:: RECORDS SHOWN ::
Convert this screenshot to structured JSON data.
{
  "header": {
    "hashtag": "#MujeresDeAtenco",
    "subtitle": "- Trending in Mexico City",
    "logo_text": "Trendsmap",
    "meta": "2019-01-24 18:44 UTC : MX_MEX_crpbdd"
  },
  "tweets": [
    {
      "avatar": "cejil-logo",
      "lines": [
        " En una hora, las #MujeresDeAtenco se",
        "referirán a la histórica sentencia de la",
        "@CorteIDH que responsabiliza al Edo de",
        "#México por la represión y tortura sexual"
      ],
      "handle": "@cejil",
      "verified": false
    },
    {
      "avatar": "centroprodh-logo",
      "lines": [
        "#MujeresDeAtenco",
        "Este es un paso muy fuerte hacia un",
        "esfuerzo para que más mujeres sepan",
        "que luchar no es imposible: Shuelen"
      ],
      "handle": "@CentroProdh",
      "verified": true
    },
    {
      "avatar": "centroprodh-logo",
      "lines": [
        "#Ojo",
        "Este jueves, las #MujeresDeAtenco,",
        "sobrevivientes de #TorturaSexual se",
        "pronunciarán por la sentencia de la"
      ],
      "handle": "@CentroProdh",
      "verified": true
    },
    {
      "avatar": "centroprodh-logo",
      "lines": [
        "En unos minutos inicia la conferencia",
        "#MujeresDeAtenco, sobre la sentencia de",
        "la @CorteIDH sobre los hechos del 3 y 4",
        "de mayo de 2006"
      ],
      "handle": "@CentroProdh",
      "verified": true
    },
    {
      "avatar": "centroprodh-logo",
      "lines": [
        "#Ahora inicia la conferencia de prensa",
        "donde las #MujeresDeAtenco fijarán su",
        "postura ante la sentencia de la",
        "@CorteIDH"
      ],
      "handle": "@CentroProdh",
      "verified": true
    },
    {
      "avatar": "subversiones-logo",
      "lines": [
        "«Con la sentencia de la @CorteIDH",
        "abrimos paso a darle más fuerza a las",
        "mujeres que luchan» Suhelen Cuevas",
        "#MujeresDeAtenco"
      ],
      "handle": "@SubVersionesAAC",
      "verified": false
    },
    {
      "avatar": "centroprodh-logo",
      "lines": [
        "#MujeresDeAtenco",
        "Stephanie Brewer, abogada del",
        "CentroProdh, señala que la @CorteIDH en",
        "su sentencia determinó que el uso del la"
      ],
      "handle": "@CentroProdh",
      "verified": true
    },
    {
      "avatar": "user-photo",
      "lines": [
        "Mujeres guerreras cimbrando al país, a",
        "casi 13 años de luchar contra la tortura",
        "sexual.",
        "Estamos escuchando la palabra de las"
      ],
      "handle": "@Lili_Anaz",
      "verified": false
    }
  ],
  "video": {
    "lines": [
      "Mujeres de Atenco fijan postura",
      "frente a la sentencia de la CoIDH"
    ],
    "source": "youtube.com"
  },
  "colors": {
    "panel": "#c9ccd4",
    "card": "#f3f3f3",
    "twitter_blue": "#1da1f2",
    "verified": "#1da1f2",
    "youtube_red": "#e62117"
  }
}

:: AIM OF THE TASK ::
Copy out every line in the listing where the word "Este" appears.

:: ANSWER SECTION ::
        "Este es un paso muy fuerte hacia un",
        "Este jueves, las #MujeresDeAtenco,",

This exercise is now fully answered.